The Color Changing Structures Found In Chameleons, Squids, And Other Creatures Are Called?
Of all the phenomena in the animal kingdom, very little has delighted humankind so consistently through the ages as the color changing and camouflaging abilities of creatures around the world—as far back as 400 BC, ancient scholars, like Aristotle, were already noting the ability of cephalopods, for example, to change color.
This ability stands in stark contrast to our rather boring human coloration. We, like other mammals and birds, have a coloration determined by the presence of cells known as melanocytes. However light-skinned or dark-skinned we appear, no matter the coloration of our canine and feline pets, or the coloration of animals we see outside our homes like squirrels and birds, it is all determined (and often permanently fixed) by melanocytes.
In the case of other species like amphibians, fish, reptiles, crustaceans, and cephalopods, however, their coloration is governed by a totally different set of cells called chromatophores. In the vast majority of cases, these chromatophores are inert and a fish that is blue today will be blue tomorrow, just like a cat that is black today will be black tomorrow. But in some special cases, like that of the chameleon and some cephalopods, the organism has complex mechanisms for controlling the display of chromatophores, thus allowing it to change coloration and patterns.
Interestingly enough, the mechanism of control is completely different in invertebrates (like the octopuses and squids) and vertebrates (like chameleons). Octopuses have complex multicellular organs that are manipulated via muscular contraction to change the translucency, reflectivity, or opacity of the pigment contained inside. This action is akin to opening or closing the shutters on colored stage lights to change the color on the stage.

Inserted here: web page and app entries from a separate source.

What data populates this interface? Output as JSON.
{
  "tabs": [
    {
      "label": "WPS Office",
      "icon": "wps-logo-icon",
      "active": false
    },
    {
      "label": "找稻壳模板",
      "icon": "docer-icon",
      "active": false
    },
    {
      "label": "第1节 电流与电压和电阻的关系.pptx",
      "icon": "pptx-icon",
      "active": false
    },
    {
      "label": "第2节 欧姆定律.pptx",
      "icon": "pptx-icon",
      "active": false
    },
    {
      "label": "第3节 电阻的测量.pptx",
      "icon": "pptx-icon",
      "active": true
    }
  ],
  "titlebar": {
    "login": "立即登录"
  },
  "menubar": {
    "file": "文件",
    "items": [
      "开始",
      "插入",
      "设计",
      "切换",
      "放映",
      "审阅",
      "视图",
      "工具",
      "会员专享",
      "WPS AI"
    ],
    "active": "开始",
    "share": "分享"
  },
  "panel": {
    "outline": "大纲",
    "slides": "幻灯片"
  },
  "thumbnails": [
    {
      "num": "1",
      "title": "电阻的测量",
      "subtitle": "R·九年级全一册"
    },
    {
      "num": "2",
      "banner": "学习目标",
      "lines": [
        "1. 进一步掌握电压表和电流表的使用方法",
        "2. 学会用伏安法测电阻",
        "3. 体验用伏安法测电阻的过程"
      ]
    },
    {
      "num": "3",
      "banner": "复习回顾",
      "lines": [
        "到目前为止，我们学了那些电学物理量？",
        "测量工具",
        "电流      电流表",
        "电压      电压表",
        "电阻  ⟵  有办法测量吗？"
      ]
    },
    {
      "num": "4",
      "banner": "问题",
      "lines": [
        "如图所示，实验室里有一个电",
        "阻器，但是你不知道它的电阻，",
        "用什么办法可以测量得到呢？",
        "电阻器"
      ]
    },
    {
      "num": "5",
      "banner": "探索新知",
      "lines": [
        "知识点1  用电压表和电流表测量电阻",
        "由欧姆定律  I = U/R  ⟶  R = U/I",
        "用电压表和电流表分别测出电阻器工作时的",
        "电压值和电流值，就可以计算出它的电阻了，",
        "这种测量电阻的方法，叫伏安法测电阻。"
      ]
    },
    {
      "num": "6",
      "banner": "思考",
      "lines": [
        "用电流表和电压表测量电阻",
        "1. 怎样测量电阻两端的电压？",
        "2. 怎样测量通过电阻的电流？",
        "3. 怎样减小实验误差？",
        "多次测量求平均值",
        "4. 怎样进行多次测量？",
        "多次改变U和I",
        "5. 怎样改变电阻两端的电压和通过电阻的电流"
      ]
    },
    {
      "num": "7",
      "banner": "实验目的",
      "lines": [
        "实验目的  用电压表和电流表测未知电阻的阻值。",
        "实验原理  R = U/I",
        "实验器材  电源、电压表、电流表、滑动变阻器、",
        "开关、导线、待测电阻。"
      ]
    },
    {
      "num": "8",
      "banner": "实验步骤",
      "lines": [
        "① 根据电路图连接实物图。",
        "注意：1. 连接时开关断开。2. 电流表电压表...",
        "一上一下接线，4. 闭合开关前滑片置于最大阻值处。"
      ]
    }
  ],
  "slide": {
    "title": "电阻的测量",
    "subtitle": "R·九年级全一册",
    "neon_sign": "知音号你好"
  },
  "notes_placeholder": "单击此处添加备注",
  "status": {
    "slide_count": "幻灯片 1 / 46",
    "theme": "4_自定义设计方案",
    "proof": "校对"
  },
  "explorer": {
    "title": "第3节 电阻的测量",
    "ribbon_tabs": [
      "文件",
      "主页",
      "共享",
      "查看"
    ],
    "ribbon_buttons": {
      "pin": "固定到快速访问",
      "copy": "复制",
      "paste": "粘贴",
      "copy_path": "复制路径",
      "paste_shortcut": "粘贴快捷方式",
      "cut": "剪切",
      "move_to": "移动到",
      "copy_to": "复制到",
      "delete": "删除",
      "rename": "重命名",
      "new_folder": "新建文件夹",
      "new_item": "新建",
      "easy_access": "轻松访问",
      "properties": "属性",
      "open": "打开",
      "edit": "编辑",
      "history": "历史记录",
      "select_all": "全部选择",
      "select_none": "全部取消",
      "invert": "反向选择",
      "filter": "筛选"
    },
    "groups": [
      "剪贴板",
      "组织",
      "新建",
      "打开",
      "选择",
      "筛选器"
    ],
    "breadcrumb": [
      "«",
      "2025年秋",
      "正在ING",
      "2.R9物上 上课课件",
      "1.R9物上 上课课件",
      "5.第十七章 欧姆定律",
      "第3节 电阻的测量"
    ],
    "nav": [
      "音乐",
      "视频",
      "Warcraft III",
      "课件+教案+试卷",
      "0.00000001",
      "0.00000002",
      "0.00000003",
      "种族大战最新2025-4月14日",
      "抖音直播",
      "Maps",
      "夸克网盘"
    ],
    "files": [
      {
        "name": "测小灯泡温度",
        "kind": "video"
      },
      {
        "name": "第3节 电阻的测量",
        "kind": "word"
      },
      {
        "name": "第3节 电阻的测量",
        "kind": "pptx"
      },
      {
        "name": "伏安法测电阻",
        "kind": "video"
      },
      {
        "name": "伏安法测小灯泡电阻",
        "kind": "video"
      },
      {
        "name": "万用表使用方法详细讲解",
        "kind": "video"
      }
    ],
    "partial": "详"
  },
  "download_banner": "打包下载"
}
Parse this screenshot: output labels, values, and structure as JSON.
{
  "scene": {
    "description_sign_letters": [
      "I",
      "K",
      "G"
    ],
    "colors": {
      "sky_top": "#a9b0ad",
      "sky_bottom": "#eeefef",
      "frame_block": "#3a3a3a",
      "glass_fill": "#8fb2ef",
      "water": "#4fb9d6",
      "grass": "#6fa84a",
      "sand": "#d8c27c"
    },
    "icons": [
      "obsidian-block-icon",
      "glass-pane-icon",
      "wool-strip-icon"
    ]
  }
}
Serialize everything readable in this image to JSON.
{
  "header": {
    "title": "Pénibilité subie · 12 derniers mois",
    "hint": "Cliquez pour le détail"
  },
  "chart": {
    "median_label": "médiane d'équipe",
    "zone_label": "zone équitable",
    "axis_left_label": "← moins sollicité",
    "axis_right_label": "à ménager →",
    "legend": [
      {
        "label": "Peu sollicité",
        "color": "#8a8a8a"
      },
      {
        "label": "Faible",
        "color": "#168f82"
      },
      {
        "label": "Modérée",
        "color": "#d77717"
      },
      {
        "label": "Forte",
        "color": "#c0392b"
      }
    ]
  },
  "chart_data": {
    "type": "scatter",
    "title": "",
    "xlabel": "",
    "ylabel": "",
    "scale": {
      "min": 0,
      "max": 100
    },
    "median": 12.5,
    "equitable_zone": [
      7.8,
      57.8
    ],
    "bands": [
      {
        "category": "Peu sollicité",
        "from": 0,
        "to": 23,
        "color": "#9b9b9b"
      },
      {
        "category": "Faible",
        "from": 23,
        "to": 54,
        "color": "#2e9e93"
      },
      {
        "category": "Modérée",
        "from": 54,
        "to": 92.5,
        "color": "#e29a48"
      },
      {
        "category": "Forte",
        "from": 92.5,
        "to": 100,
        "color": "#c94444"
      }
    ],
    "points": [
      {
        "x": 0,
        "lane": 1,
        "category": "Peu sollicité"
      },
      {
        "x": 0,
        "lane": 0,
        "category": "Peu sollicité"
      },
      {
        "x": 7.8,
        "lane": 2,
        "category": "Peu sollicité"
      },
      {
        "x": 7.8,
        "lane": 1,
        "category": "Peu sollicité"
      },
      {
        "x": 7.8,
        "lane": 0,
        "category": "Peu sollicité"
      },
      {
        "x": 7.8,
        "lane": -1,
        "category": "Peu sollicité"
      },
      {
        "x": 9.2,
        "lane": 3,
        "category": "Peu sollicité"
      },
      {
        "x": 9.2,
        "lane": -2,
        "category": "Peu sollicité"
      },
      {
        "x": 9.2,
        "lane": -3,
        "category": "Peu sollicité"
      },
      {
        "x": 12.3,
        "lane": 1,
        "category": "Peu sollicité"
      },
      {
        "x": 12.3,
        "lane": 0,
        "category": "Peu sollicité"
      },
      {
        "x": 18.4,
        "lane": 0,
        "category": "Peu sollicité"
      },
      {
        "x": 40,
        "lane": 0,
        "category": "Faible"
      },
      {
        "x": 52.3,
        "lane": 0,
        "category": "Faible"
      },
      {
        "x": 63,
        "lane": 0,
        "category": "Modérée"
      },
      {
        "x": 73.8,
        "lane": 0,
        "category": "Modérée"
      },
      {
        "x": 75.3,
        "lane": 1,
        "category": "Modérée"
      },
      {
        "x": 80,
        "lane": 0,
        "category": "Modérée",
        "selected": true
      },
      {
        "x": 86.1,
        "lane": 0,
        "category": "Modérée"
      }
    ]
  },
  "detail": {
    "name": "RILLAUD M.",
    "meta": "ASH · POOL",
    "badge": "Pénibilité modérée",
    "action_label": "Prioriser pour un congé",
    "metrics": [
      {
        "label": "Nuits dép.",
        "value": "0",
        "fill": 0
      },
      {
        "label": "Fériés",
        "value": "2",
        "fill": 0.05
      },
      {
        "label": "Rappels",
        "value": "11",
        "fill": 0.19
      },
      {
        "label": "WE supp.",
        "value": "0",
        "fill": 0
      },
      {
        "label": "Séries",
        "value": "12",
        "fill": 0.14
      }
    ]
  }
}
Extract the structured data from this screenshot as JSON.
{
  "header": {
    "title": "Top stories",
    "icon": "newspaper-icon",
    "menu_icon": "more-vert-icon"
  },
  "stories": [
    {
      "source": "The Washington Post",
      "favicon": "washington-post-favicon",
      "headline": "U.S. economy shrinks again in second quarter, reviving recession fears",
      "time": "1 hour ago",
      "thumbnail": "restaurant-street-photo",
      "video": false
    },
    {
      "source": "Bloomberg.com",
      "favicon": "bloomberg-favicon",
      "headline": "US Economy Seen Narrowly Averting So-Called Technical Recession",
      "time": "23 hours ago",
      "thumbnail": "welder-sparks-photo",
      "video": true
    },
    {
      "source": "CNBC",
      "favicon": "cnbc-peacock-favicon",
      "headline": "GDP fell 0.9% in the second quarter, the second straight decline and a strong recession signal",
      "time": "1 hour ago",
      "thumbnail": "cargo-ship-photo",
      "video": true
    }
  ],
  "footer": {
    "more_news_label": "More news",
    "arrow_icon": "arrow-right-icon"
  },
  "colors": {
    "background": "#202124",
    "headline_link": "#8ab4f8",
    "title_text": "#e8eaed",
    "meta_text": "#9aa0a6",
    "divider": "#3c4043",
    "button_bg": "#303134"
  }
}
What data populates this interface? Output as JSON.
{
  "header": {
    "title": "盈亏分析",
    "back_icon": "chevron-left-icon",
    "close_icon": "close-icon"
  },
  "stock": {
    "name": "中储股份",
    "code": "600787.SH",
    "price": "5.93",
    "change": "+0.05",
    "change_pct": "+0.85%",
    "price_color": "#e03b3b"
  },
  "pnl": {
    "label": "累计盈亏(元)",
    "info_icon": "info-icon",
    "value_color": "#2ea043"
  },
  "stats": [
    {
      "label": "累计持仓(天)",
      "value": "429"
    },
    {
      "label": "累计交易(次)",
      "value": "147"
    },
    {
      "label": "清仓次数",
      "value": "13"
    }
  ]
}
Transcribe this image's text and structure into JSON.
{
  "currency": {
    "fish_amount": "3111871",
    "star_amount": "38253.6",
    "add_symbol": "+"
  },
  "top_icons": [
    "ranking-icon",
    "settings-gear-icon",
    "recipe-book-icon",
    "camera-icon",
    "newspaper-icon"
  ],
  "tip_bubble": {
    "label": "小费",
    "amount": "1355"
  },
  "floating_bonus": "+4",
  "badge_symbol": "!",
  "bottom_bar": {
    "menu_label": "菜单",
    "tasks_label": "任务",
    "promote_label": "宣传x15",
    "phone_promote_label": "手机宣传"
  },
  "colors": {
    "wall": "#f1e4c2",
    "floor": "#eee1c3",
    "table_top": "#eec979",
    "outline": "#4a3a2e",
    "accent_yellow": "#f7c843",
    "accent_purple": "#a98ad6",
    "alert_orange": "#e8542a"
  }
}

It was long believed that chameleons used a similar mechanism and dispersed pigment-containing organelles within their skin to change color. We now know, however, that they change color by altering the density of a lattice of guanine nanocrystals in a specialized layer of skin in such a way that it affects which wavelengths of light are reflected and which are absorbed. This trick is less like the muscle “shutter” method octopuses use and more akin (in some ways) to the technology found in color-shifting prismatic paint sometimes used for high-end automotive paint jobs.
Image courtesy of Shantanu Kuveskar.